When used to indicate Future Tense, shall gives the statement the tone of inevitability and/or natural progression, in contrast to will which usually expresses the desire, the readiness to act by the subject.
In your example, the consideration ("of the propagation of ...") is the inevitable, although not necessarily immediate, outcome of moving forward with the text of the book.
The eager lover could ask of the object of his affection:
Darling, shall I see you tonight?
, which inquires about the future that doesn't rely on his own decision, thus expressing the dependency on fate or circumstances.
If the same lover asks
Darling, will I see you tonight?
, the answer could simply be, "I don't know, will you?", suggesting that the question itself contains the doubt or allusion to dependency on the inquirer's knowledge and/or desire to meet.
The auxiliary verb shall
is ubiquitous in legal documents. By means of its use the language conveys the inevitability or the mandatory status of certain events or conditions:
"Within 90 days after appointment, the special representative shall notify the heirs and legatees of the following information ..."
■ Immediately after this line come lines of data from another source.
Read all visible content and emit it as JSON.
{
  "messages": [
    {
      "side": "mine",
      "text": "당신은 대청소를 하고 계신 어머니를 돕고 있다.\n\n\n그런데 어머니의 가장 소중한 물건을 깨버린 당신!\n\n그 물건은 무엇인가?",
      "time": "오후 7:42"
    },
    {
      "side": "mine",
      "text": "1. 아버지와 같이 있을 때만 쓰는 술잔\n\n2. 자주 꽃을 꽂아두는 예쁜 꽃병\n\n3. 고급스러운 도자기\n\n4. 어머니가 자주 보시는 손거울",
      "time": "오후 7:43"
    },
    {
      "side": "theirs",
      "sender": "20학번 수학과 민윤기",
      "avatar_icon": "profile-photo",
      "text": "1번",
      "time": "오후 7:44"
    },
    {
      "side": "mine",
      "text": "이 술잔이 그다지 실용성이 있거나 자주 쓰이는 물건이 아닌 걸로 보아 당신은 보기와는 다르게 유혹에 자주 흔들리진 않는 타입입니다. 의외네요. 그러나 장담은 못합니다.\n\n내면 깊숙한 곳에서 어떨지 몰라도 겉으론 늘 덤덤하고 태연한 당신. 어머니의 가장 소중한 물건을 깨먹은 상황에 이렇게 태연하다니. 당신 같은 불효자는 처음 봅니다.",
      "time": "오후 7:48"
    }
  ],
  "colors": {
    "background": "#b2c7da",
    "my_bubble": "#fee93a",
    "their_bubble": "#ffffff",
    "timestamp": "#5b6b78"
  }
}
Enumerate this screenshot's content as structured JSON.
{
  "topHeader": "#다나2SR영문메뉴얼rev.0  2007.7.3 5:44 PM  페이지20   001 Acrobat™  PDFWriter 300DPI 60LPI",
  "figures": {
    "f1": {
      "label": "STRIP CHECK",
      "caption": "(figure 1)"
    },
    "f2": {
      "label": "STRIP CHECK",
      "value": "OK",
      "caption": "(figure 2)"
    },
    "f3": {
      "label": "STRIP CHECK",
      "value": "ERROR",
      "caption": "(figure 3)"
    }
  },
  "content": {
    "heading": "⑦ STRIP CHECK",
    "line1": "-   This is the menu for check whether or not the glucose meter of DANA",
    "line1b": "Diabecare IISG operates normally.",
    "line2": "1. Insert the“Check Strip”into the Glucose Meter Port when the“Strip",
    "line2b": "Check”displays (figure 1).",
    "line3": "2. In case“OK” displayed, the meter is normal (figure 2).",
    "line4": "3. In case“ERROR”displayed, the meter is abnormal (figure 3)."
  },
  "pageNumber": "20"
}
"A notary who accepts such instructions shall notify the heirs thereof and shall procure the registration..."